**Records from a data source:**
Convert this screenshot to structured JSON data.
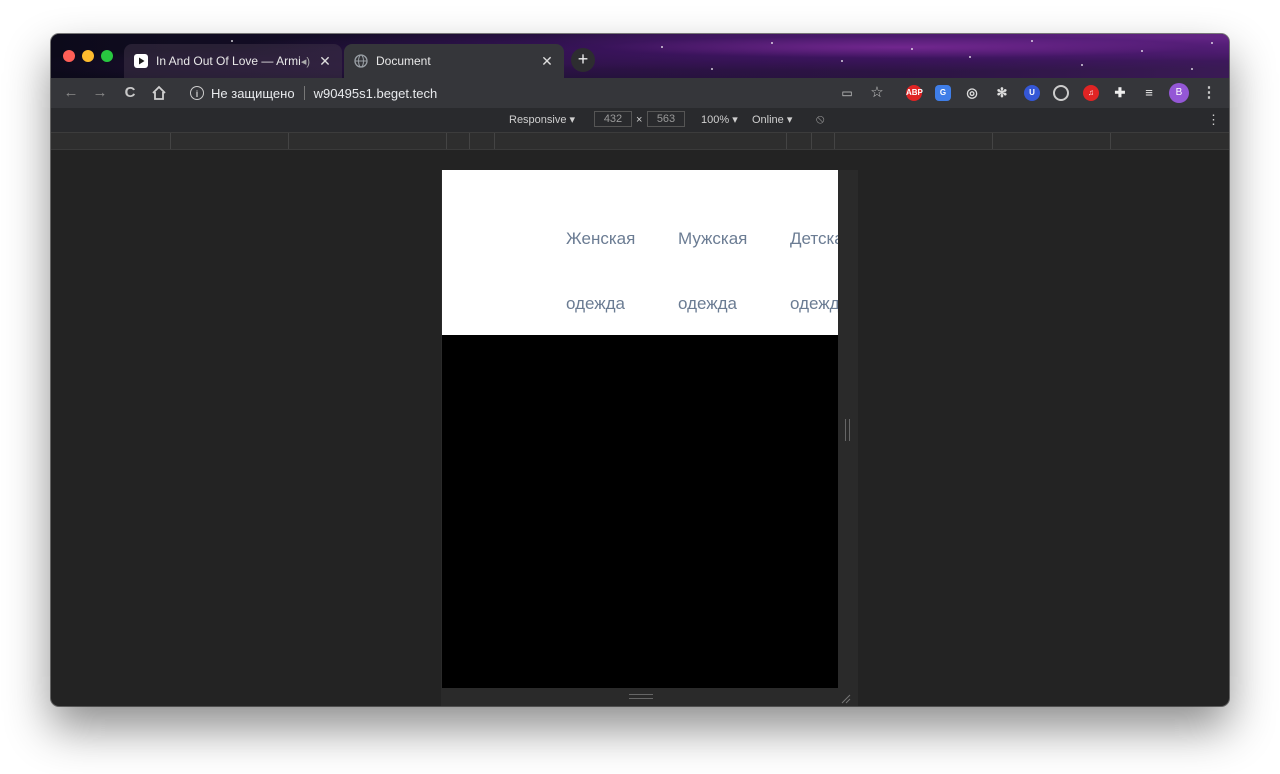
{
  "browser": {
    "tabs": [
      {
        "title": "In And Out Of Love — Armi",
        "icon": "play-icon",
        "audio_icon": "speaker-icon",
        "active": false
      },
      {
        "title": "Document",
        "icon": "globe-icon",
        "active": true
      }
    ],
    "new_tab_label": "+",
    "toolbar": {
      "security_label": "Не защищено",
      "url": "w90495s1.beget.tech",
      "profile_initial": "B",
      "extensions": [
        "abp-icon",
        "translate-icon",
        "fingerprint-icon",
        "react-icon",
        "ublock-icon",
        "record-icon",
        "music-icon",
        "puzzle-icon",
        "queue-icon"
      ]
    }
  },
  "devtools": {
    "device": "Responsive",
    "width": "432",
    "height": "563",
    "times": "×",
    "zoom": "100%",
    "throttle": "Online"
  },
  "page": {
    "background": "#000000",
    "nav": {
      "items": [
        {
          "label": "Женская одежда"
        },
        {
          "label": "Мужская одежда"
        },
        {
          "label": "Детская одежда"
        }
      ],
      "text_color": "#6b7c93"
    }
  }
}
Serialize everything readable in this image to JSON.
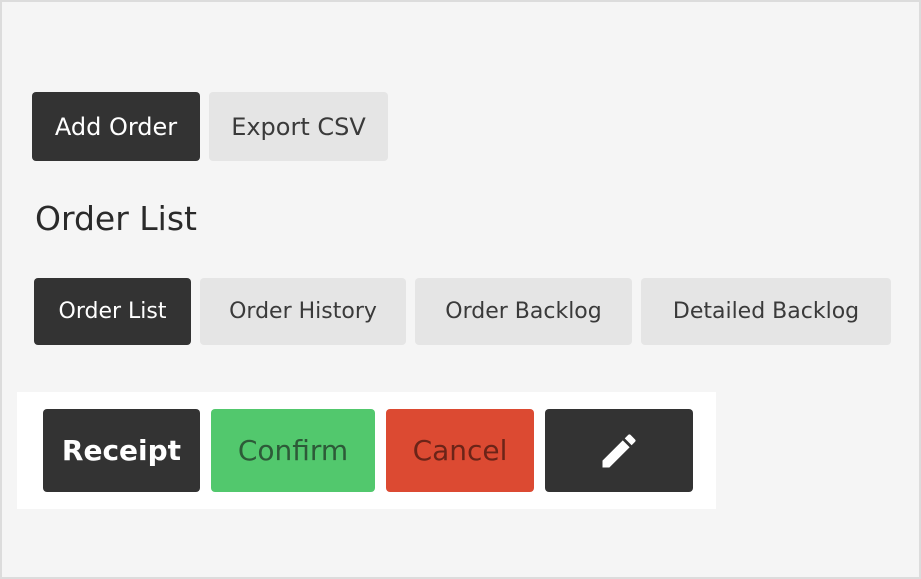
{
  "toolbar": {
    "add_order_label": "Add Order",
    "export_csv_label": "Export CSV"
  },
  "page": {
    "title": "Order List"
  },
  "tabs": [
    {
      "label": "Order List",
      "active": true
    },
    {
      "label": "Order History",
      "active": false
    },
    {
      "label": "Order Backlog",
      "active": false
    },
    {
      "label": "Detailed Backlog",
      "active": false
    }
  ],
  "actions": {
    "receipt_label": "Receipt",
    "confirm_label": "Confirm",
    "cancel_label": "Cancel",
    "edit_icon": "pencil-icon"
  },
  "colors": {
    "dark": "#333333",
    "light": "#e5e5e5",
    "confirm": "#52c86d",
    "cancel": "#dc4a32",
    "background": "#f5f5f5"
  }
}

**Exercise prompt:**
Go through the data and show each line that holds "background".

**Written response:**
    "background": "#000000",
    "background": "#f5f5f5"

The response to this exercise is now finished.